The Senate has tried to reduce that trend with a new tax known as GILTI, for Global Intangible Low Tax Income. This would tax any income earned in a foreign location over and above a target 10% return on tangible overseas assets. But because foreign profits are taxed less than U.S. profits, the incentive remains to move tangible assets to foreign locales.
The better alternative would have been to tax corporate income based upon the location of the customers to which corporations sell. This system is called sales factor apportionment or SFA. It has been endorsed by influential economists, tax law professors and the Coalition for a Prosperous America (my employer). An SFA-based corporate tax levies tax on a corporations’ profits based upon a fraction of their worldwide income. That fraction would simply be the share of their global sales that are destined for customers in the United States.
Domestic, multinational and foreign companies all pay a profit tax based upon their access to U.S. customers. Exports are incentivized because profits from overseas sales are tax free.
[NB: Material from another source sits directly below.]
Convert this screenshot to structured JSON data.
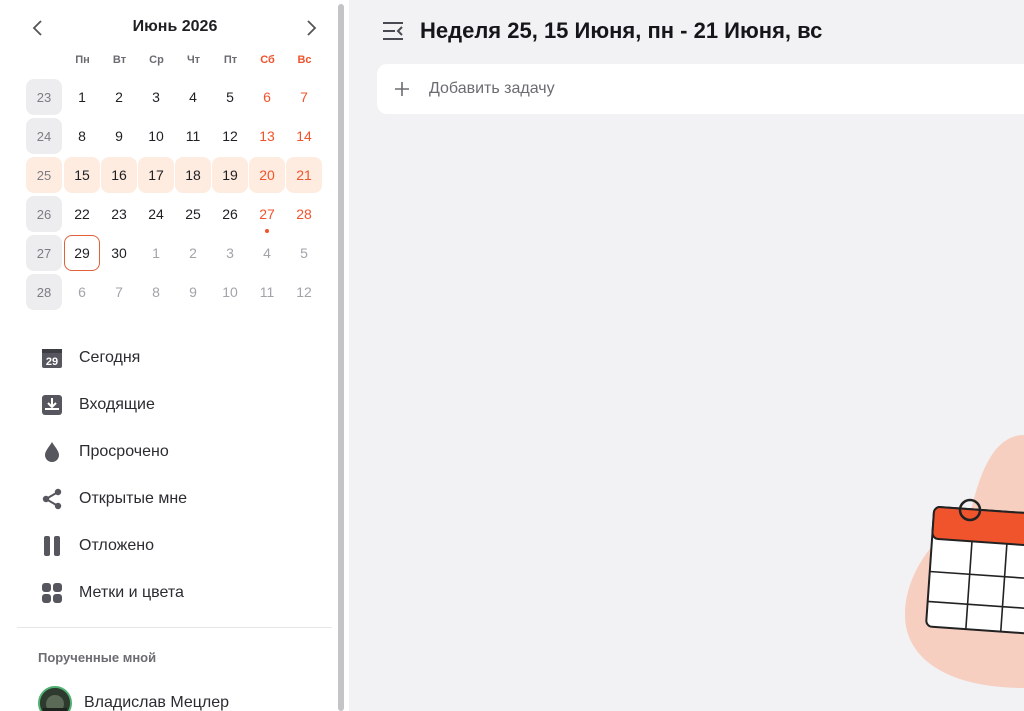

All those complex maneuvers to shift profits to foreign subsidiaries become irrelevant because only sales to outside customers matter, not internal allocation of expenses and income to subsidiaries in tax havens. My estimate is that SFA would add about $600 billion to tax revenue over the next ten years.
More fundamentally, an SFA system would end the discrimination against domestic companies by ending the lower tax rates for foreign income. It would be the first step towards incentivizing U.S. corporations to invest in America instead of tax havens.
Jeff Ferry is an economist and research director at the Coalition for a Prosperous America, a bipartisan group including manufacturers, labor unions, farmers, and ranchers fighting for fair trade to reduce the US trade deficit, rebuild US industry, and restore US economic growth.